While the main gun is complete, there is no interior to speak of inside the casemate once it is assembled.
Technical assistance was provided by Notger Schlegtendal, Tom Cockle and Gary Edmundson.
Seven finishing options are offered, two with the screens and five without (thankfully for those modelers who do not wish to combat the screens!): Unidentified Unit, Eastern Front 1945 (tricolor stripes with black crosses, screens); Unidentified Unit, Eastern Front 1945 (tricolor patches, black crosses, screens); Unidentified Unit, Hungary 1945 (tricolor blotch scheme, sand lower hull, no screens); Unidentified Unit, Eastern Front 1945 (sand overall, black 454, no screens); Unidentified Unit, Bohemia, 1945 (sand with green and brown blotches, black 611, no screens); Unidentified Unit, Germany 1945 ("ambush" scheme, blue 111, no screens); and Unidentified Unit, Western Front, 1944 ("circus" paint scheme, black crosses, no screens). A small sheet of Cartograf decals is provided for the markings.

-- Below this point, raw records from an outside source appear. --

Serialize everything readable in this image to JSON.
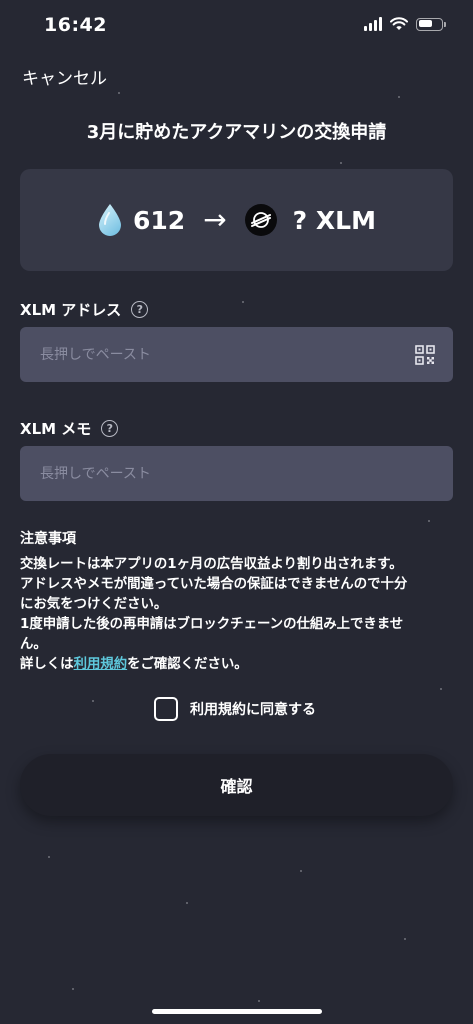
{
  "status_bar": {
    "time": "16:42"
  },
  "header": {
    "cancel_label": "キャンセル",
    "title": "3月に貯めたアクアマリンの交換申請"
  },
  "exchange": {
    "from_amount": "612",
    "arrow": "→",
    "to_amount": "? XLM",
    "from_icon": "water-drop-icon",
    "to_icon": "stellar-icon"
  },
  "address_field": {
    "label": "XLM アドレス",
    "placeholder": "長押しでペースト",
    "value": ""
  },
  "memo_field": {
    "label": "XLM メモ",
    "placeholder": "長押しでペースト",
    "value": ""
  },
  "help_symbol": "?",
  "notice": {
    "title": "注意事項",
    "lines": [
      "交換レートは本アプリの1ヶ月の広告収益より割り出されます。",
      "アドレスやメモが間違っていた場合の保証はできませんので十分",
      "にお気をつけください。",
      "1度申請した後の再申請はブロックチェーンの仕組み上できませ",
      "ん。"
    ],
    "last_line_prefix": "詳しくは",
    "terms_link": "利用規約",
    "last_line_suffix": "をご確認ください。"
  },
  "agree": {
    "label": "利用規約に同意する",
    "checked": false
  },
  "confirm_label": "確認",
  "colors": {
    "background": "#262833",
    "card": "#363846",
    "input": "#4d4f63",
    "link": "#5ec8dc",
    "button": "#1f2029"
  }
}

Overall, this is an impressive if challenging kit. For the ultra-detailers, about 60 extra bolt heads and 20 casting numbers are included on the sprues for extra detail added.
Thanks to DML for the review sample.
- A 86x2 Road wheels, idlers, details
- A 51x2 Drivers, return rollers, details
- B 17 Brummbaer - lower bow section, suspension elements
- C 96 Panzer IV/70 - casemate details, radio set, skirts
- D 53x2 Panzer IV/70 return rollers, suspension parts, Ausf. J exhaust
- E 20x2 Panzer IV/70 steel road wheels
- E 20 Panzer IV/70 - steel road wheel tires
- E 25 Pzkw. IV Ausf. H - OVM, details
- F 1 Panzer IV/70 - mantlet
- G 53 Pzkw. IV - turret details, smoke grenade launchers, MG ball mount
- G 31+20 Panzer IV/70 - gun, gun mount, extra casting digits
- H 62 Pzkw. IV - engine deck details, OVM, muffler
- J 7 German generic - jack
- K 10 German generic - antenna, blackout tail lights, details
- L 8 Spare road wheels
- L 108 Magic Track links - left
- M 8 Clear styrene
- N 32 Pzkw. IV - fenders, hull details
- N 2 Panzer IV/70 - casemate, engine deck
- P 33 Pzkw. IV Ausf. H - engine air vent details, thumbscrews
- P 3 Clear styrene
- Q 6 Spare track links
- Q 49 Panzer IV/70 - casemate roof, rear, details
- R 108 Magic Track links - right
- T 76+60 Schurzen mounts plus extra rivet heads
- X 1 Lower hull pan
- MA 167 Etched brass
- MB 6 Steel mesh screen
- TG 3 Close-in defense weapon
- WC 8 German generic - MG34 machine gun